Start of Block
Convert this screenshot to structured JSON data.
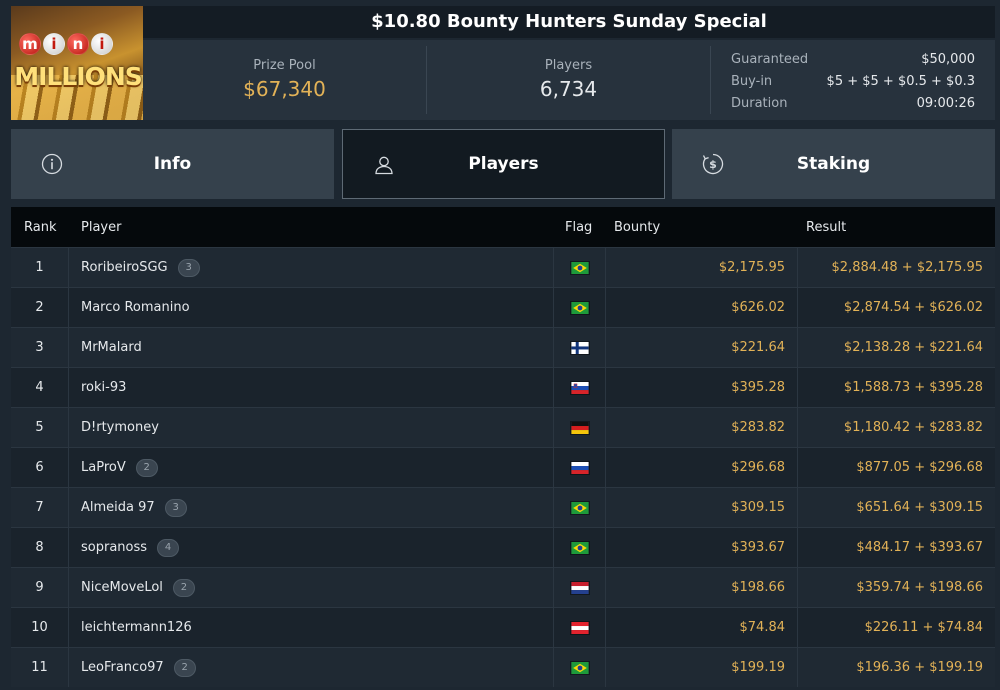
{
  "logo": {
    "mini_letters": [
      "m",
      "i",
      "n",
      "i"
    ],
    "word": "MILLIONS"
  },
  "header": {
    "title": "$10.80 Bounty Hunters Sunday Special",
    "prize_pool_label": "Prize Pool",
    "prize_pool_value": "$67,340",
    "players_label": "Players",
    "players_value": "6,734",
    "details": [
      {
        "label": "Guaranteed",
        "value": "$50,000"
      },
      {
        "label": "Buy-in",
        "value": "$5 + $5 + $0.5 + $0.3"
      },
      {
        "label": "Duration",
        "value": "09:00:26"
      }
    ]
  },
  "tabs": [
    {
      "label": "Info",
      "icon": "info-icon",
      "active": false
    },
    {
      "label": "Players",
      "icon": "user-icon",
      "active": true
    },
    {
      "label": "Staking",
      "icon": "staking-icon",
      "active": false
    }
  ],
  "table": {
    "columns": [
      "Rank",
      "Player",
      "Flag",
      "Bounty",
      "Result"
    ],
    "rows": [
      {
        "rank": "1",
        "player": "RoribeiroSGG",
        "badge": "3",
        "flag": "brazil",
        "bounty": "$2,175.95",
        "result": "$2,884.48 + $2,175.95"
      },
      {
        "rank": "2",
        "player": "Marco Romanino",
        "badge": "",
        "flag": "brazil",
        "bounty": "$626.02",
        "result": "$2,874.54 + $626.02"
      },
      {
        "rank": "3",
        "player": "MrMalard",
        "badge": "",
        "flag": "finland",
        "bounty": "$221.64",
        "result": "$2,138.28 + $221.64"
      },
      {
        "rank": "4",
        "player": "roki-93",
        "badge": "",
        "flag": "slovenia",
        "bounty": "$395.28",
        "result": "$1,588.73 + $395.28"
      },
      {
        "rank": "5",
        "player": "D!rtymoney",
        "badge": "",
        "flag": "germany",
        "bounty": "$283.82",
        "result": "$1,180.42 + $283.82"
      },
      {
        "rank": "6",
        "player": "LaProV",
        "badge": "2",
        "flag": "russia",
        "bounty": "$296.68",
        "result": "$877.05 + $296.68"
      },
      {
        "rank": "7",
        "player": "Almeida 97",
        "badge": "3",
        "flag": "brazil",
        "bounty": "$309.15",
        "result": "$651.64 + $309.15"
      },
      {
        "rank": "8",
        "player": "sopranoss",
        "badge": "4",
        "flag": "brazil",
        "bounty": "$393.67",
        "result": "$484.17 + $393.67"
      },
      {
        "rank": "9",
        "player": "NiceMoveLol",
        "badge": "2",
        "flag": "netherlands",
        "bounty": "$198.66",
        "result": "$359.74 + $198.66"
      },
      {
        "rank": "10",
        "player": "leichtermann126",
        "badge": "",
        "flag": "austria",
        "bounty": "$74.84",
        "result": "$226.11 + $74.84"
      },
      {
        "rank": "11",
        "player": "LeoFranco97",
        "badge": "2",
        "flag": "brazil",
        "bounty": "$199.19",
        "result": "$196.36 + $199.19"
      }
    ]
  },
  "colors": {
    "accent_gold": "#e2b257",
    "background": "#1d2731",
    "title_bar": "#141c24",
    "active_tab": "#121a21"
  }
}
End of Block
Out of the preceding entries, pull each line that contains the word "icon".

      "icon": "info-icon",
      "icon": "user-icon",
      "icon": "staking-icon",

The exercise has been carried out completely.